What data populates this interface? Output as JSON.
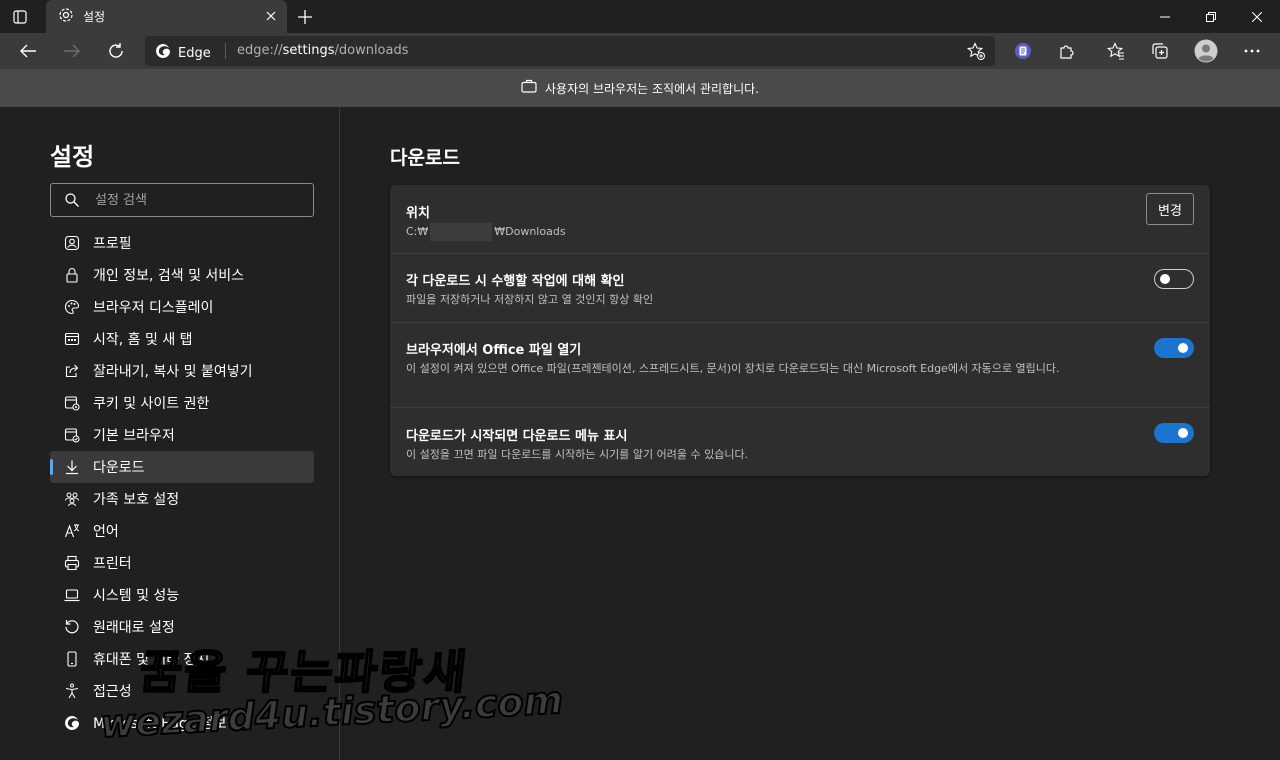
{
  "tab": {
    "title": "설정"
  },
  "addressbar": {
    "site_label": "Edge",
    "url_prefix": "edge://",
    "url_strong": "settings",
    "url_suffix": "/downloads"
  },
  "banner": {
    "text": "사용자의 브라우저는 조직에서 관리합니다."
  },
  "sidebar": {
    "title": "설정",
    "search_placeholder": "설정 검색",
    "items": [
      {
        "label": "프로필",
        "icon": "profile-icon"
      },
      {
        "label": "개인 정보, 검색 및 서비스",
        "icon": "lock-icon"
      },
      {
        "label": "브라우저 디스플레이",
        "icon": "palette-icon"
      },
      {
        "label": "시작, 홈 및 새 탭",
        "icon": "home-tab-icon"
      },
      {
        "label": "잘라내기, 복사 및 붙여넣기",
        "icon": "share-icon"
      },
      {
        "label": "쿠키 및 사이트 권한",
        "icon": "site-permissions-icon"
      },
      {
        "label": "기본 브라우저",
        "icon": "default-browser-icon"
      },
      {
        "label": "다운로드",
        "icon": "download-icon",
        "active": true
      },
      {
        "label": "가족 보호 설정",
        "icon": "family-icon"
      },
      {
        "label": "언어",
        "icon": "language-icon"
      },
      {
        "label": "프린터",
        "icon": "printer-icon"
      },
      {
        "label": "시스템 및 성능",
        "icon": "laptop-icon"
      },
      {
        "label": "원래대로 설정",
        "icon": "reset-icon"
      },
      {
        "label": "휴대폰 및 기타 장치",
        "icon": "phone-icon"
      },
      {
        "label": "접근성",
        "icon": "accessibility-icon"
      },
      {
        "label": "Microsoft Edge 정보",
        "icon": "edge-logo-icon"
      }
    ]
  },
  "main": {
    "title": "다운로드",
    "location": {
      "title": "위치",
      "path_prefix": "C:₩",
      "path_suffix": "₩Downloads",
      "button": "변경"
    },
    "ask_each": {
      "title": "각 다운로드 시 수행할 작업에 대해 확인",
      "desc": "파일을 저장하거나 저장하지 않고 열 것인지 항상 확인",
      "enabled": false
    },
    "open_office": {
      "title": "브라우저에서 Office 파일 열기",
      "desc": "이 설정이 켜져 있으면 Office 파일(프레젠테이션, 스프레드시트, 문서)이 장치로 다운로드되는 대신 Microsoft Edge에서 자동으로 열립니다.",
      "enabled": true
    },
    "show_menu": {
      "title": "다운로드가 시작되면 다운로드 메뉴 표시",
      "desc": "이 설정을 끄면 파일 다운로드를 시작하는 시기를 알기 어려울 수 있습니다.",
      "enabled": true
    }
  },
  "watermark": {
    "line1": "꿈을 꾸는파랑새",
    "line2": "wezard4u.tistory.com"
  },
  "colors": {
    "accent": "#1b74cf",
    "background": "#202020",
    "card": "#2e2e2e",
    "toolbar": "#3b3b3b"
  }
}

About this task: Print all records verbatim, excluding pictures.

Exercise solution:
What data populates this interface? Output as JSON.
{
  "tab": {
    "title": "설정"
  },
  "addressbar": {
    "site_label": "Edge",
    "url_prefix": "edge://",
    "url_strong": "settings",
    "url_suffix": "/downloads"
  },
  "banner": {
    "text": "사용자의 브라우저는 조직에서 관리합니다."
  },
  "sidebar": {
    "title": "설정",
    "search_placeholder": "설정 검색",
    "items": [
      {
        "label": "프로필",
        "icon": "profile-icon"
      },
      {
        "label": "개인 정보, 검색 및 서비스",
        "icon": "lock-icon"
      },
      {
        "label": "브라우저 디스플레이",
        "icon": "palette-icon"
      },
      {
        "label": "시작, 홈 및 새 탭",
        "icon": "home-tab-icon"
      },
      {
        "label": "잘라내기, 복사 및 붙여넣기",
        "icon": "share-icon"
      },
      {
        "label": "쿠키 및 사이트 권한",
        "icon": "site-permissions-icon"
      },
      {
        "label": "기본 브라우저",
        "icon": "default-browser-icon"
      },
      {
        "label": "다운로드",
        "icon": "download-icon",
        "active": true
      },
      {
        "label": "가족 보호 설정",
        "icon": "family-icon"
      },
      {
        "label": "언어",
        "icon": "language-icon"
      },
      {
        "label": "프린터",
        "icon": "printer-icon"
      },
      {
        "label": "시스템 및 성능",
        "icon": "laptop-icon"
      },
      {
        "label": "원래대로 설정",
        "icon": "reset-icon"
      },
      {
        "label": "휴대폰 및 기타 장치",
        "icon": "phone-icon"
      },
      {
        "label": "접근성",
        "icon": "accessibility-icon"
      },
      {
        "label": "Microsoft Edge 정보",
        "icon": "edge-logo-icon"
      }
    ]
  },
  "main": {
    "title": "다운로드",
    "location": {
      "title": "위치",
      "path_prefix": "C:₩",
      "path_suffix": "₩Downloads",
      "button": "변경"
    },
    "ask_each": {
      "title": "각 다운로드 시 수행할 작업에 대해 확인",
      "desc": "파일을 저장하거나 저장하지 않고 열 것인지 항상 확인",
      "enabled": false
    },
    "open_office": {
      "title": "브라우저에서 Office 파일 열기",
      "desc": "이 설정이 켜져 있으면 Office 파일(프레젠테이션, 스프레드시트, 문서)이 장치로 다운로드되는 대신 Microsoft Edge에서 자동으로 열립니다.",
      "enabled": true
    },
    "show_menu": {
      "title": "다운로드가 시작되면 다운로드 메뉴 표시",
      "desc": "이 설정을 끄면 파일 다운로드를 시작하는 시기를 알기 어려울 수 있습니다.",
      "enabled": true
    }
  },
  "watermark": {
    "line1": "꿈을 꾸는파랑새",
    "line2": "wezard4u.tistory.com"
  },
  "colors": {
    "accent": "#1b74cf",
    "background": "#202020",
    "card": "#2e2e2e",
    "toolbar": "#3b3b3b"
  }
}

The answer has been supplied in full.